The lines to copy are those holding the string "icon" in the entries below.

[[ Recorded data open ]]

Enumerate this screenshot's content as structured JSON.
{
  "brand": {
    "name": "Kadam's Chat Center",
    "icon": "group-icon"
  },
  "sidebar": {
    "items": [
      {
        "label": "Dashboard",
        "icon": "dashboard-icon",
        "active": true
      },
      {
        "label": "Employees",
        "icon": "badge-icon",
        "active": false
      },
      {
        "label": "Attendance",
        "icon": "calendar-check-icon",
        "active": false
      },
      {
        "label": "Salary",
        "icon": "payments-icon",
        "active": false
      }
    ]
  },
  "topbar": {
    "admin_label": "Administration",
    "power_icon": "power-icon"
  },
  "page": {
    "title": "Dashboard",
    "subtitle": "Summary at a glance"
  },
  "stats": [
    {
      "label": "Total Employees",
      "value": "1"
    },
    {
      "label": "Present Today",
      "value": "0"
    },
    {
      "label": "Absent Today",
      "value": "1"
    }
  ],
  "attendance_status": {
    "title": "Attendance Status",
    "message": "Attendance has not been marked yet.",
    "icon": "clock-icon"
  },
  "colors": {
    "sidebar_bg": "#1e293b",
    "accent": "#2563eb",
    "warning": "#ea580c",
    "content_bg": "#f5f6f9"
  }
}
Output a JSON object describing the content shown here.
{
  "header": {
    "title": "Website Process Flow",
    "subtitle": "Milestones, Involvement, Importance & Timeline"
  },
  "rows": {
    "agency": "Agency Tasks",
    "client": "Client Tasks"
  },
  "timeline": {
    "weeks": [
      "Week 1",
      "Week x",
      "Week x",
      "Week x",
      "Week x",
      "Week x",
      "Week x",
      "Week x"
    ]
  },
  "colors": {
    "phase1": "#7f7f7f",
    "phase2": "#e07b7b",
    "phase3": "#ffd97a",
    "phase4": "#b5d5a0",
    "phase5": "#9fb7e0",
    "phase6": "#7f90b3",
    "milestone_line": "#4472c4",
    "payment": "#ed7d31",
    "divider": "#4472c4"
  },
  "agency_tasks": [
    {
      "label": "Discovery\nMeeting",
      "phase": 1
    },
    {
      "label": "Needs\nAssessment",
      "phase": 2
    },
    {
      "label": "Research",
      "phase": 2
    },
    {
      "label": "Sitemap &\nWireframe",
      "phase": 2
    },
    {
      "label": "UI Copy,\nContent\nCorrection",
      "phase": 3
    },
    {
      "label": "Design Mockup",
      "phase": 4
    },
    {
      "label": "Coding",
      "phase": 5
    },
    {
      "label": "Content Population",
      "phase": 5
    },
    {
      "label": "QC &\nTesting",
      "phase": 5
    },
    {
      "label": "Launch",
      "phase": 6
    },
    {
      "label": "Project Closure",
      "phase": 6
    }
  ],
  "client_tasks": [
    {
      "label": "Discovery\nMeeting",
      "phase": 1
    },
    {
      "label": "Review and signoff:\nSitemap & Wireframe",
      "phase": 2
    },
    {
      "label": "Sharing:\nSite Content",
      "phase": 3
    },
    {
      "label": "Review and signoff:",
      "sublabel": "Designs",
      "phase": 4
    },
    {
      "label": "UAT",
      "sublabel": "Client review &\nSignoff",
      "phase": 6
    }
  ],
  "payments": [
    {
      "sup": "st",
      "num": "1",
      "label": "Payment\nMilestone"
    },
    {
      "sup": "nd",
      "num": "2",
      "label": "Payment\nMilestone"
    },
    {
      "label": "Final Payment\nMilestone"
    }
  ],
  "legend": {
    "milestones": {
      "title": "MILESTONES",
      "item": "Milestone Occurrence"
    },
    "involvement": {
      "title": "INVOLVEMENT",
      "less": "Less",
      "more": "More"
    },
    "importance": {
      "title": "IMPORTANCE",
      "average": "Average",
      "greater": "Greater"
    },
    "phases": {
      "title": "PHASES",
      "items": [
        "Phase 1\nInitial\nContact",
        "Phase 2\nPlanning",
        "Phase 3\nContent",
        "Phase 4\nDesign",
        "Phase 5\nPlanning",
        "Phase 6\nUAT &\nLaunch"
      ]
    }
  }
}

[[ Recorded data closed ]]

Result below:
    "icon": "group-icon"
        "icon": "dashboard-icon",
        "icon": "badge-icon",
        "icon": "calendar-check-icon",
        "icon": "payments-icon",
    "power_icon": "power-icon"
    "icon": "clock-icon"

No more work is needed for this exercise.